J. J. Grandville
“Others find fault with the world as good God has made it, but, powerless to refashion it, they rest satisfied with railing at it; J.J. Grandville not only did not scoff at it, but even recreated one of his own.” -Alexander Dumas.
French artist Jean Ignace Isidore Gérard (13 September 1803 – 17 March 1847) continued the tradition started by his theatrical grandparents and artistic father when he also chose to publish his work under the name Grandville. He moved to Paris when he was only 21 and became a a successful caricaturist. He published his own lithographs, including Les Métamorphoses du Jour, and contributed work to L'Artiste , La Caricature and other publications. He shifted to book illustration after politicians successfully censored political magazines, illustrating titles including Don Quixote, Gulliver's Travels and Robinson Crusoe.

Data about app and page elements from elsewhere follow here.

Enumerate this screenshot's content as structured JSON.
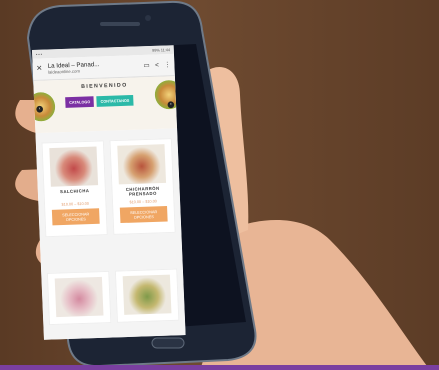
{
  "colors": {
    "catalog": "#7b2fa3",
    "contact": "#2bb9a8",
    "select": "#f0a663",
    "price": "#e29a6a",
    "band": "#7a3fa0"
  },
  "status": {
    "time": "11:44",
    "battery": "99%"
  },
  "browser": {
    "title": "La Ideal – Panad...",
    "url": "laideaonline.com"
  },
  "hero": {
    "welcome": "BIENVENIDO",
    "catalog_btn": "CATALOGO",
    "contact_btn": "CONTACTANOS"
  },
  "products": [
    {
      "name": "SALCHICHA",
      "price": "$10.00 – $10.00",
      "button": "SELECCIONAR OPCIONES"
    },
    {
      "name": "CHICHARRÓN PRENSADO",
      "price": "$10.00 – $10.00",
      "button": "SELECCIONAR OPCIONES"
    },
    {
      "name": "",
      "price": "",
      "button": ""
    },
    {
      "name": "",
      "price": "",
      "button": ""
    }
  ]
}
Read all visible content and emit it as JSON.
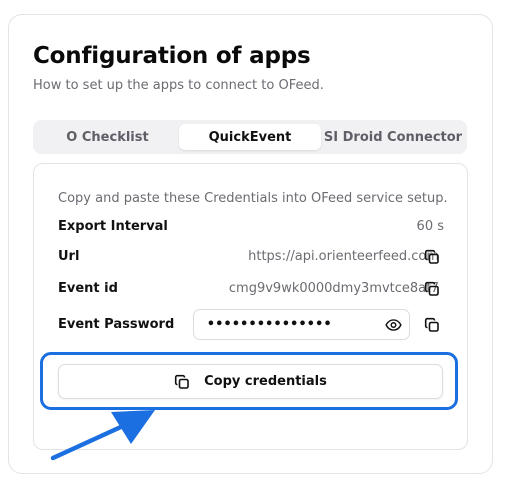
{
  "page": {
    "title": "Configuration of apps",
    "subtitle": "How to set up the apps to connect to OFeed."
  },
  "tabs": [
    {
      "label": "O Checklist",
      "selected": false
    },
    {
      "label": "QuickEvent",
      "selected": true
    },
    {
      "label": "SI Droid Connector",
      "selected": false
    }
  ],
  "panel": {
    "note": "Copy and paste these Credentials into OFeed service setup.",
    "fields": {
      "export_interval": {
        "label": "Export Interval",
        "value": "60 s"
      },
      "url": {
        "label": "Url",
        "value": "https://api.orienteerfeed.com"
      },
      "event_id": {
        "label": "Event id",
        "value": "cmg9v9wk0000dmy3mvtce8af7"
      },
      "event_password": {
        "label": "Event Password",
        "masked_value": "•••••••••••••••"
      }
    },
    "copy_button_label": "Copy credentials"
  },
  "icons": {
    "copy": "copy-icon",
    "visibility": "eye-icon",
    "annotation_arrow": "arrow-icon"
  },
  "colors": {
    "accent_highlight": "#1c6fe0",
    "text_primary": "#111111",
    "text_muted": "#6b6b72",
    "tab_bar_bg": "#f1f1f3"
  }
}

Thanks to the University of Toronto and creators of archive.org, you can view a complete copy of Grandville's art from The Private and Public Lives of Animals. You can also view selected images from this volume on our blog. Grandville's work in Un Autre Monde inspired future generations of surrealists.